- Low Accessibility of VR counteracts the educational and inspirational purpose of the project.
To overcome this, the team decided to aim for public displays of the project - either in an exhibit or even in class.
Also, we foresaw that not many people would have had VR experience. We discussed the need for easy, intuitive controls as well as a tutorial.
- Interactive Elements enriches and adds credibility to the VR experience. A new challenge for us was to design interactive elements that were educational and thought-provoking without
directly giving instructions to the users on what to do.
- Rendering the Ambience in a believable way is a challenge. There is a fine line between being realistic and tumbling into the uncanny valley.
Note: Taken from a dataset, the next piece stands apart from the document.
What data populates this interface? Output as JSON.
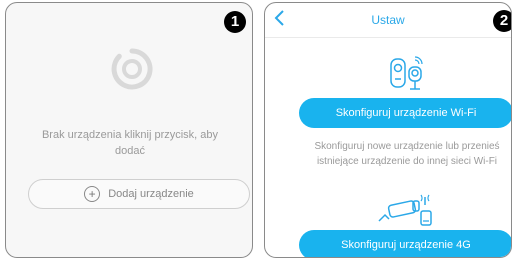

Rather than going for hyper-realism, it may be a better strategy to go for abstraction. Inspirations for the environment concept included low-poly models of forests and simple exhibition buildings.
User Flow Paper Sketch for Testing
Conducting user testing with a storyboard instead of high-resolution mockups was not easy.
Key scenes in a sequence did not represent the VR experience. And for some scenes, additional explanation about the intention
was needed that some bias was involved.
- need background information on tarsiers: why tarsiers?
- indication on whether the user's vision is on human or tarsier mode is unclear with the eyeballs icon
- reading instructions may not be the best idea as it is hard to read in VR Goggles
- station pillars should display what the inner environments are like
- overall structure of an exhibition with several stations is intuitive and natural to the user flow
Building While Sorting Out Priorities
Oh No! What Happened?
10 weeks for launching a VR Exhibition on top of school work was a tough schedule even for a five members team.
As we aimed for a debut in the Technigala, we decided some features had to be modified or postponed for later development.
Thankfully, the project was selected to continue for another 10 weeks that we could pick the four most important features that defined the project.
- Tarsier Vision: toggleable vision feature that flips changes between tarsier and human optics
- Depth of Field Station
- Brightness Compensation Station
- Tarsier Forest